Skeptics have long claimed that Fibre Channel is on its way out of the data center - the reasons for their doomsday prediction is that Ethernet is a better specification and standard and that a data center does not need two of them. Arguably that is true to some extent - there is no denying that Ethernet is a much more versatile framing standard and has gained wide adoption as the data center fabric. However when extreme speed and extremely low latency is needed from the array to the host, most suppliers still point their buyers to Fibre Channel as the networking protocol of choice (Infiniband and Fibre Channel over Ethernet are used too but do not have as diverse a product set as that of Fibre Channel in the storage networking space). Enamored by the release of Gen5 specifications and the mission to maintain its dominance in the storage networking space, the Fibre Channel Industry Association (FCIA) has announced the Gen6. For those who do not know FCIA, it is the industry body chartered with marketing Fibre Channel to the market (Fibre Channel specifications are still governed by T11, the specifications body). FCIA is supported in large part by its founding members like Brocade, Emulex, Qlogic and of course Cisco. FCIA members also include all of the storage suppliers that manufacture Fibre Channel-based storage products. FCIA claims that the Gen6 Fibre Channel specification is the industry’s fastest industry standard networking protocol that enables storage area networks (SANs) of up to 128GFC. It also includes a variety of features that further improve network reliability, energy efficiency, and operational simplicity.

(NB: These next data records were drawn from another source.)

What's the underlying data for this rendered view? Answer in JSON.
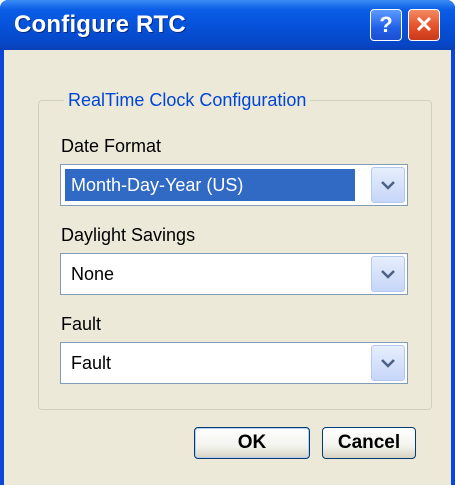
{
  "window": {
    "title": "Configure RTC",
    "help_glyph": "?",
    "close_glyph": "✕"
  },
  "group": {
    "label": "RealTime Clock Configuration"
  },
  "date_format": {
    "label": "Date Format",
    "value": "Month-Day-Year (US)"
  },
  "daylight_savings": {
    "label": "Daylight Savings",
    "value": "None"
  },
  "fault": {
    "label": "Fault",
    "value": "Fault"
  },
  "buttons": {
    "ok": "OK",
    "cancel": "Cancel"
  },
  "icons": {
    "help": "help-icon",
    "close": "close-icon",
    "dropdown": "chevron-down-icon"
  },
  "colors": {
    "titlebar": "#0551d8",
    "group_label": "#0046d5",
    "selection": "#316ac5",
    "client_bg": "#ece9d8"
  }
}
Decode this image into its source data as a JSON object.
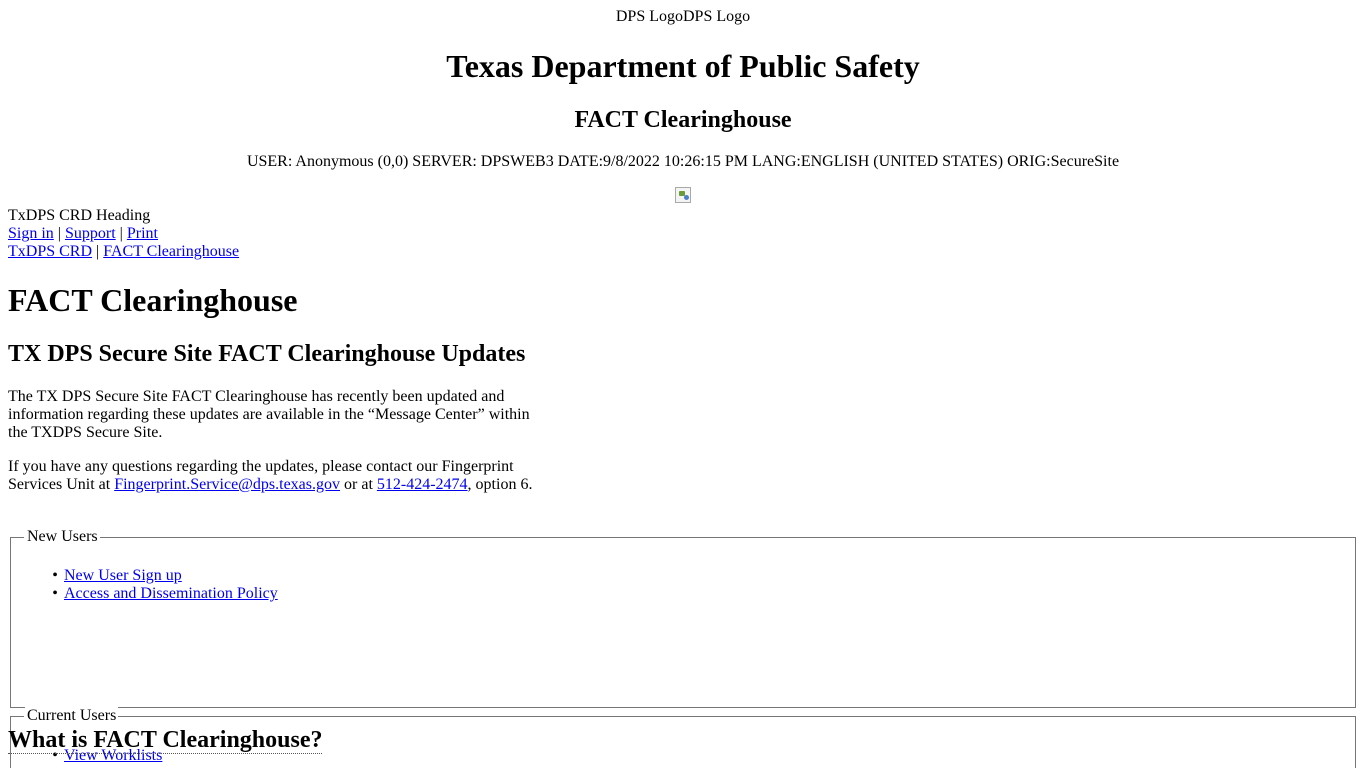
{
  "header": {
    "logo_alt_1": "DPS Logo",
    "logo_alt_2": "DPS Logo",
    "title": "Texas Department of Public Safety",
    "subtitle": "FACT Clearinghouse",
    "status_line": "USER: Anonymous (0,0) SERVER: DPSWEB3 DATE:9/8/2022 10:26:15 PM LANG:ENGLISH (UNITED STATES) ORIG:SecureSite",
    "banner_icon": "broken-image-icon"
  },
  "crd_heading_alt": "TxDPS CRD Heading",
  "nav": {
    "sign_in": "Sign in",
    "sep1": " | ",
    "support": "Support",
    "sep2": " | ",
    "print": "Print"
  },
  "breadcrumb": {
    "home": "TxDPS CRD",
    "sep": " | ",
    "current": "FACT Clearinghouse"
  },
  "main": {
    "page_title": "FACT Clearinghouse",
    "updates_title": "TX DPS Secure Site FACT Clearinghouse Updates",
    "para1": "The TX DPS Secure Site FACT Clearinghouse has recently been updated and information regarding these updates are available in the “Message Center” within the TXDPS Secure Site.",
    "para2_prefix": "If you have any questions regarding the updates, please contact our Fingerprint Services Unit at ",
    "email": "Fingerprint.Service@dps.texas.gov",
    "para2_mid": " or at ",
    "phone": "512-424-2474",
    "para2_suffix": ", option 6."
  },
  "new_users": {
    "legend": "New Users",
    "items": [
      {
        "label": "New User Sign up"
      },
      {
        "label": "Access and Dissemination Policy"
      }
    ]
  },
  "current_users": {
    "legend": "Current Users",
    "items": [
      {
        "label": "View Worklists"
      }
    ]
  },
  "what_is": {
    "title": "What is FACT Clearinghouse?"
  }
}
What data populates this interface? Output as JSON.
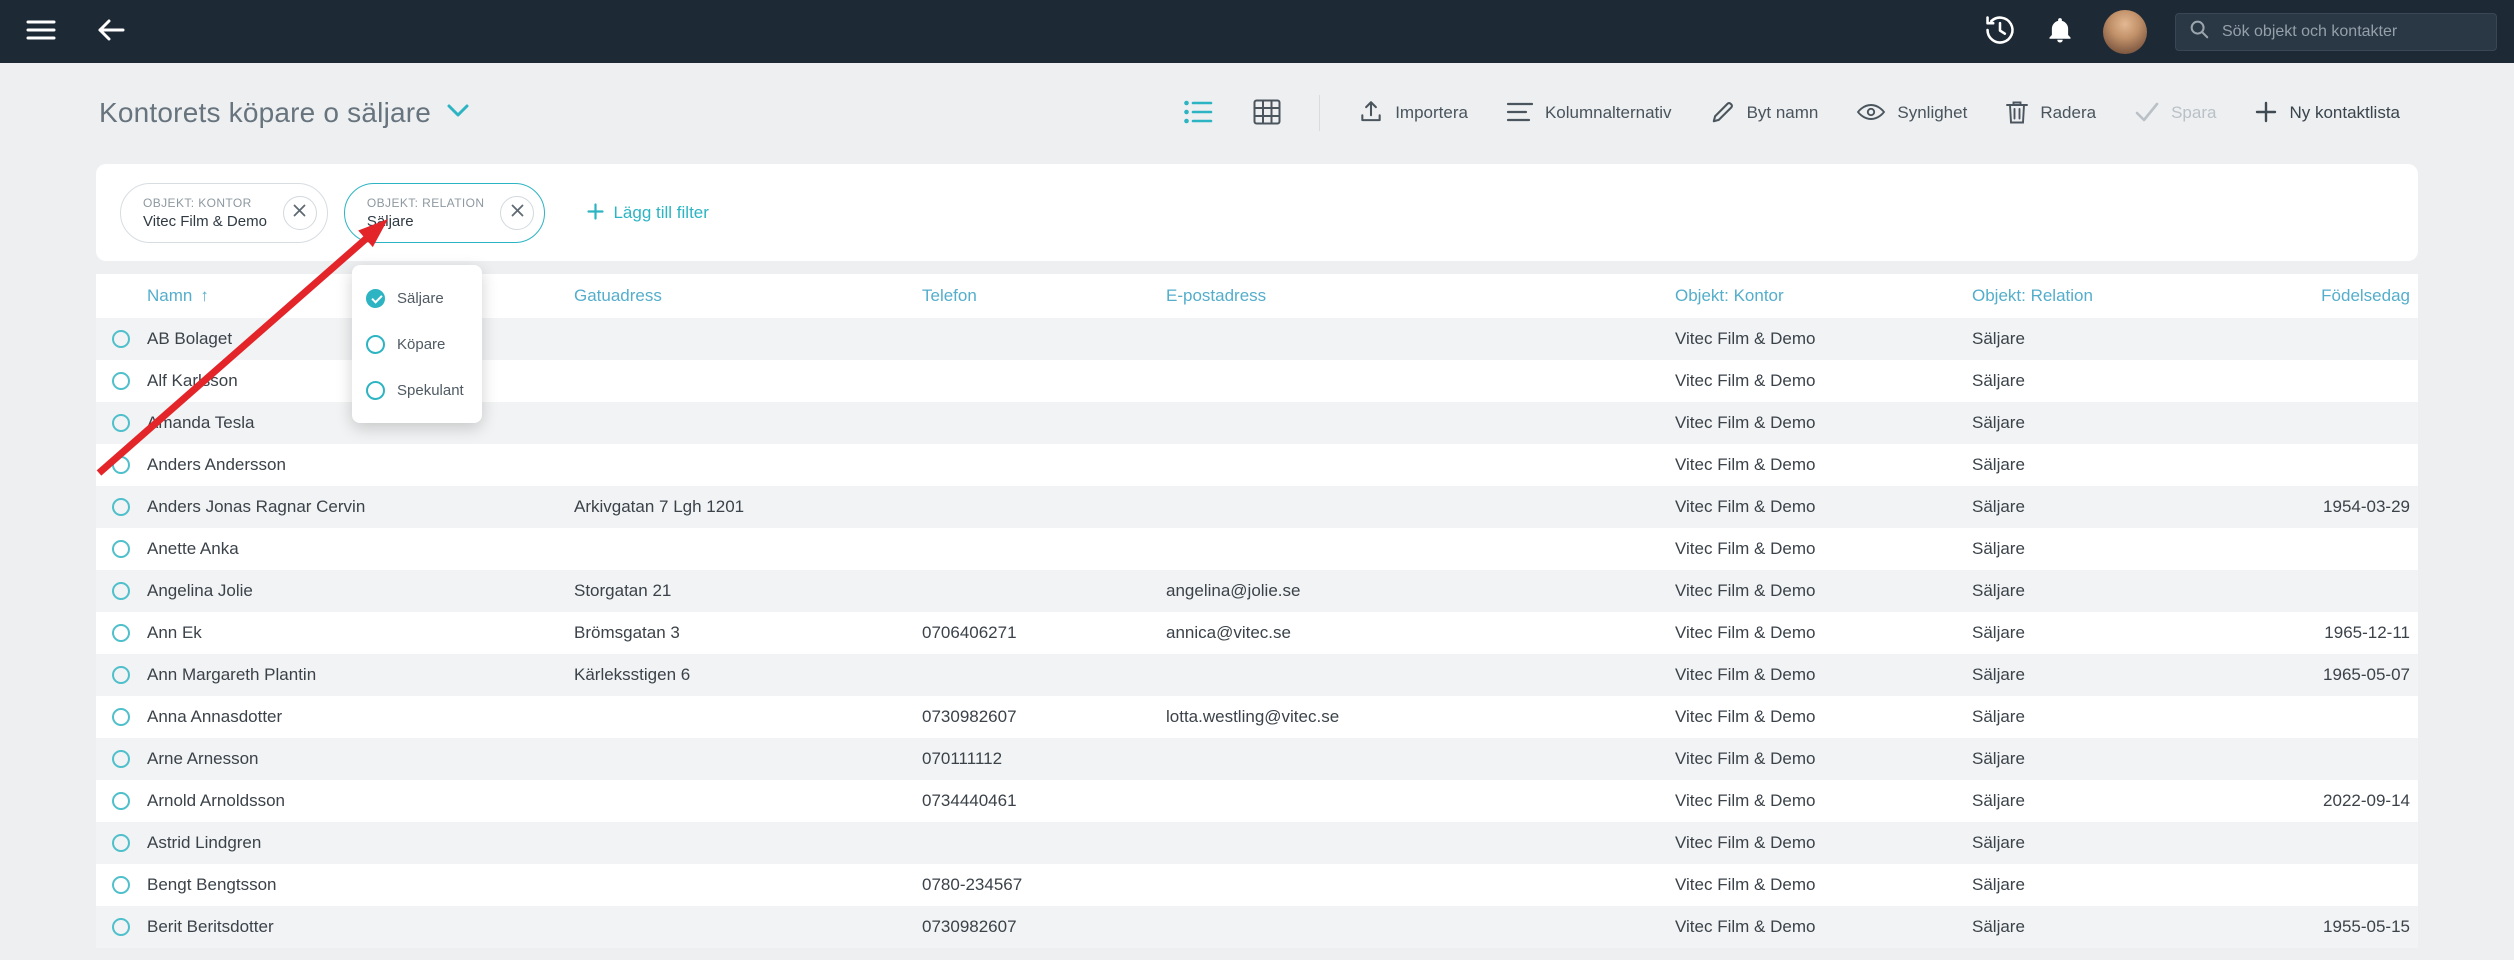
{
  "topbar": {
    "search_placeholder": "Sök objekt och kontakter"
  },
  "header": {
    "title": "Kontorets köpare o säljare"
  },
  "toolbar": {
    "importera": "Importera",
    "kolumnalternativ": "Kolumnalternativ",
    "byt_namn": "Byt namn",
    "synlighet": "Synlighet",
    "radera": "Radera",
    "spara": "Spara",
    "ny_kontaktlista": "Ny kontaktlista"
  },
  "filters": {
    "chips": [
      {
        "label": "OBJEKT: KONTOR",
        "value": "Vitec Film & Demo",
        "active": false
      },
      {
        "label": "OBJEKT: RELATION",
        "value": "Säljare",
        "active": true
      }
    ],
    "add_label": "Lägg till filter",
    "options": [
      {
        "label": "Säljare",
        "selected": true
      },
      {
        "label": "Köpare",
        "selected": false
      },
      {
        "label": "Spekulant",
        "selected": false
      }
    ]
  },
  "table": {
    "columns": [
      "Namn",
      "Gatuadress",
      "Telefon",
      "E-postadress",
      "Objekt: Kontor",
      "Objekt: Relation",
      "Födelsedag"
    ],
    "sort": {
      "column": "Namn",
      "direction": "asc",
      "arrow": "↑"
    },
    "rows": [
      {
        "namn": "AB Bolaget",
        "gatuadress": "",
        "telefon": "",
        "epost": "",
        "kontor": "Vitec Film & Demo",
        "relation": "Säljare",
        "fodelsedag": ""
      },
      {
        "namn": "Alf Karlsson",
        "gatuadress": "",
        "telefon": "",
        "epost": "",
        "kontor": "Vitec Film & Demo",
        "relation": "Säljare",
        "fodelsedag": ""
      },
      {
        "namn": "Amanda Tesla",
        "gatuadress": "",
        "telefon": "",
        "epost": "",
        "kontor": "Vitec Film & Demo",
        "relation": "Säljare",
        "fodelsedag": ""
      },
      {
        "namn": "Anders Andersson",
        "gatuadress": "",
        "telefon": "",
        "epost": "",
        "kontor": "Vitec Film & Demo",
        "relation": "Säljare",
        "fodelsedag": ""
      },
      {
        "namn": "Anders Jonas Ragnar Cervin",
        "gatuadress": "Arkivgatan 7 Lgh 1201",
        "telefon": "",
        "epost": "",
        "kontor": "Vitec Film & Demo",
        "relation": "Säljare",
        "fodelsedag": "1954-03-29"
      },
      {
        "namn": "Anette Anka",
        "gatuadress": "",
        "telefon": "",
        "epost": "",
        "kontor": "Vitec Film & Demo",
        "relation": "Säljare",
        "fodelsedag": ""
      },
      {
        "namn": "Angelina Jolie",
        "gatuadress": "Storgatan 21",
        "telefon": "",
        "epost": "angelina@jolie.se",
        "kontor": "Vitec Film & Demo",
        "relation": "Säljare",
        "fodelsedag": ""
      },
      {
        "namn": "Ann Ek",
        "gatuadress": "Brömsgatan 3",
        "telefon": "0706406271",
        "epost": "annica@vitec.se",
        "kontor": "Vitec Film & Demo",
        "relation": "Säljare",
        "fodelsedag": "1965-12-11"
      },
      {
        "namn": "Ann Margareth Plantin",
        "gatuadress": "Kärleksstigen 6",
        "telefon": "",
        "epost": "",
        "kontor": "Vitec Film & Demo",
        "relation": "Säljare",
        "fodelsedag": "1965-05-07"
      },
      {
        "namn": "Anna Annasdotter",
        "gatuadress": "",
        "telefon": "0730982607",
        "epost": "lotta.westling@vitec.se",
        "kontor": "Vitec Film & Demo",
        "relation": "Säljare",
        "fodelsedag": ""
      },
      {
        "namn": "Arne Arnesson",
        "gatuadress": "",
        "telefon": "070111112",
        "epost": "",
        "kontor": "Vitec Film & Demo",
        "relation": "Säljare",
        "fodelsedag": ""
      },
      {
        "namn": "Arnold Arnoldsson",
        "gatuadress": "",
        "telefon": "0734440461",
        "epost": "",
        "kontor": "Vitec Film & Demo",
        "relation": "Säljare",
        "fodelsedag": "2022-09-14"
      },
      {
        "namn": "Astrid Lindgren",
        "gatuadress": "",
        "telefon": "",
        "epost": "",
        "kontor": "Vitec Film & Demo",
        "relation": "Säljare",
        "fodelsedag": ""
      },
      {
        "namn": "Bengt Bengtsson",
        "gatuadress": "",
        "telefon": "0780-234567",
        "epost": "",
        "kontor": "Vitec Film & Demo",
        "relation": "Säljare",
        "fodelsedag": ""
      },
      {
        "namn": "Berit Beritsdotter",
        "gatuadress": "",
        "telefon": "0730982607",
        "epost": "",
        "kontor": "Vitec Film & Demo",
        "relation": "Säljare",
        "fodelsedag": "1955-05-15"
      }
    ]
  },
  "colors": {
    "accent_teal": "#2cb4c3",
    "topbar_bg": "#1d2935",
    "column_header_text": "#54aecb",
    "annotation_red": "#e32428",
    "row_stripe": "#f1f3f4"
  }
}
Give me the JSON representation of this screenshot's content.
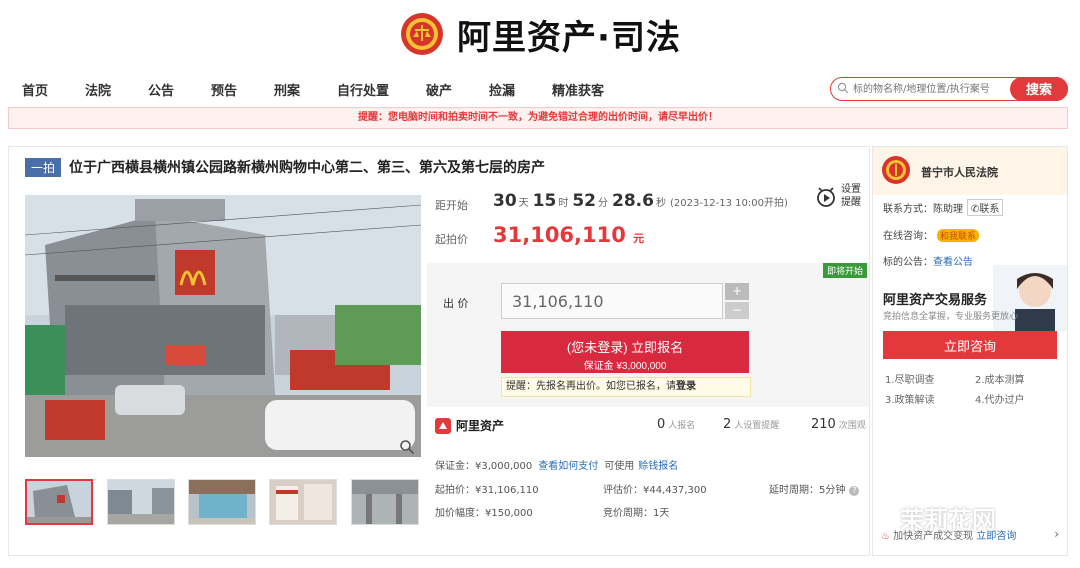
{
  "header": {
    "brand": "阿里资产·司法"
  },
  "nav": {
    "items": [
      "首页",
      "法院",
      "公告",
      "预告",
      "刑案",
      "自行处置",
      "破产",
      "捡漏",
      "精准获客"
    ]
  },
  "search": {
    "placeholder": "标的物名称/地理位置/执行案号",
    "button": "搜索"
  },
  "notice": "提醒：您电脑时间和拍卖时间不一致，为避免错过合理的出价时间，请尽早出价！",
  "lot": {
    "tag": "一拍",
    "title": "位于广西横县横州镇公园路新横州购物中心第二、第三、第六及第七层的房产",
    "countdown_label": "距开始",
    "days": "30",
    "days_unit": "天",
    "hours": "15",
    "hours_unit": "时",
    "minutes": "52",
    "minutes_unit": "分",
    "seconds": "28.6",
    "seconds_unit": "秒",
    "start_time": "(2023-12-13 10:00开拍)",
    "setting_label": "设置提醒",
    "start_price_label": "起拍价",
    "start_price": "31,106,110",
    "start_price_unit": "元",
    "badge": "即将开始",
    "bid_label": "出 价",
    "bid_value": "31,106,110",
    "signup_main": "(您未登录) 立即报名",
    "signup_sub": "保证金 ¥3,000,000",
    "tip_prefix": "提醒：先报名再出价。如您已报名，请",
    "tip_link": "登录"
  },
  "stats": {
    "brand": "阿里资产",
    "signups": "0",
    "signups_unit": "人报名",
    "reminders": "2",
    "reminders_unit": "人设置提醒",
    "views": "210",
    "views_unit": "次围观"
  },
  "details": {
    "deposit": "保证金：¥3,000,000",
    "how_to_pay": "查看如何支付",
    "may_use": "可使用",
    "credit_link": "赊钱报名",
    "start_price": "起拍价：¥31,106,110",
    "appraisal": "评估价：¥44,437,300",
    "extension": "延时周期：5分钟",
    "increment": "加价幅度：¥150,000",
    "cycle": "竞价周期：1天"
  },
  "side": {
    "court": "普宁市人民法院",
    "contact_label": "联系方式：",
    "contact_name": "陈助理",
    "contact_btn": "联系",
    "chat_label": "在线咨询：",
    "chat_btn": "和我联系",
    "notice_label": "标的公告：",
    "notice_link": "查看公告",
    "ad_title": "阿里资产交易服务",
    "ad_sub": "竞拍信息全掌握，专业服务更放心",
    "ad_btn": "立即咨询",
    "services": [
      "1.尽职调查",
      "2.成本测算",
      "3.政策解读",
      "4.代办过户"
    ],
    "foot_text": "加快资产成交变现",
    "foot_link": "立即咨询"
  },
  "watermark": "茉莉花网",
  "colors": {
    "accent": "#e4393c",
    "title_tag": "#4a6ea9",
    "badge": "#3a9a3a"
  }
}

Gen6 has been designed specifically for the performance, reliability and scalability requirements of next generation data center-wide storage networking standards which if the present direction is any indication, is going to be dominated by technologies like hyper-scale virtualization, Flash and NVM-based storage and applications demanding microsecond response times. From a speeds and feeds perspective, Gen6 doubles the 16GFC data throughput of 3,200 megabytes-per-second (MBps) to 32GFC, which enables 6,400 MBps full-duplex speeds. Gen6 also provides an option to quadruple 32GFC to 128GFC throughput, thereby achieving full-duplex speeds of 25,600 MBps. This technology is based upon the seamless inter- and backward-compatibility of Fibre Channel technology. In addition to faster speeds, key features of Gen6 Fibre Channel include: • Forward Error Correction (FEC): Improves the reliability of links through the automatic detection and recovery from bit errors that occur in high speed networks. FEC helps minimize or avoid data stream errors that can lead to application performance degradation or outages. • Energy Efficiency: Lower energy consumption is achieved by allowing the Fibre Channel optical connectors to operate in a stand-by mode (or nap) multiple times each second. • Backward Compatibility: 128GFC and 32GFC Fibre Channel supports complete and total backward compatibility to 16GFC and 8GFC networks. Ensuring complete investment protection, Gen6 automatically configures to the fastest supported speed between any two network points, and requiring zero user intervention. The announcement from FCIA was accompanied by Brocade making its own announcement voicing its own commitment to and sponsoring of the Fibre Channel ecosystem. It stated that work has begun on new Gen6 Fibre Channel SAN designs, and that it is partnering with HBA companies like Emulex and Qlogic to get Gen6 products shipping in 2016. FCIA just upped the ante on the ongoing debate on Fibre Channel vs. Ethernet.